Death is the initial stage represented by T0, from which begin the taphonomic process, the beginning of attempt of the transition of an entity towards the fossil register.
The Individual cannot be separated from its environment, because living within a population, defined as “a group of individuals of the same species occupying a niche in a given biocenosis”, and therefore in a biocenosis, which is defined as “all the populations linked by a reciprocal dependence and now permanent manner in reproducing in a biotope”.
Three types of death may occur for the individual. Nevertheless the instantaneous character of the death remains a delicate point to be estimated when compared to the geological time scale.
- 1 - natural death that, for a lot of groups, leads rarely to the fossil register, except as fragments and debris of various sizes, according to the action of the prevailing factors governing the biotope in which death occurred;
- 2 - death by predation often leads to the same result as the above-mentioned. Sometimes, the predator can be identified and its effects analysed, e.g. perforations by gastropods. For those two types, the death of individuals belonging to the same species is displayed, sometimes over several tens of thousands of years (Emig, 1987).
- 3 - death under drastic changes, sometimes “catastrophic”, of the environmental conditions, concerning generally many individuals, a whole population or several populations, a biocenosis or several ones with harsh biotope modifications. In this case, all age classes are affected. Such changes may induce a shortening of the stage of alteration and an acceleration of that of fossilisation, e.g. effects of a period of rapid sedimentation. In addition, the responsible factors should be identified in the geological layer, while the conditions in T0 cannot be interpreted as normal life conditions.
In each of those three types of death, there is always the possibility of a mixing of populations or individuals, even in life position, which may belong to the different biocenoses or/and to different geological periods. Still it is difficult to localise the death within the geological time scale, as the dating of each fossil is obviously impossible.
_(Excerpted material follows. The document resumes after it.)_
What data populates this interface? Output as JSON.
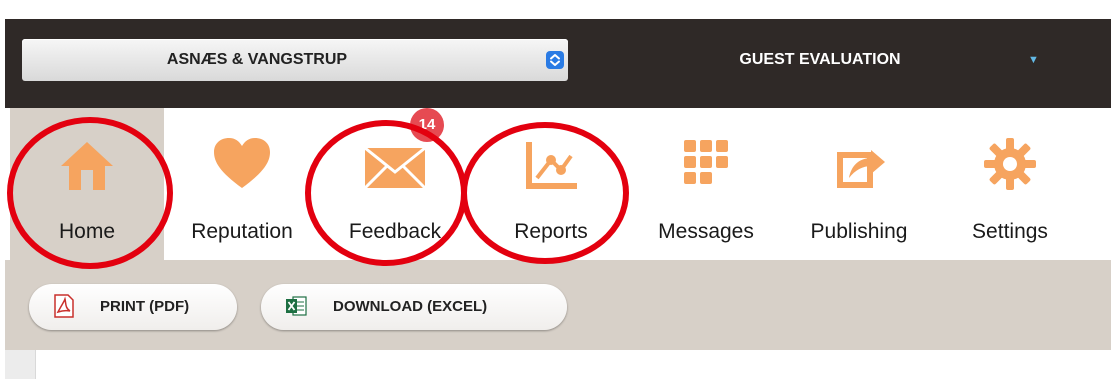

Consequently, only an excellent knowledge of the ecology of the populations, the cause of the death of the individuals, as well as the general ecological conditions that prevailed, may allow one to specify the moment of death for each fossil.
More than the direct causes inducing the death of the individual, the environmental conditions (sometimes largely overlooked in the taphonomic processes and in the paleoecological reconstruction) prevailing at the moment of the death will induce the post-mortem loss of information during the taphonomic transition, as well as the potential of fossilisation of the dead individuals - i.e., the morpho-anatomical characteristics.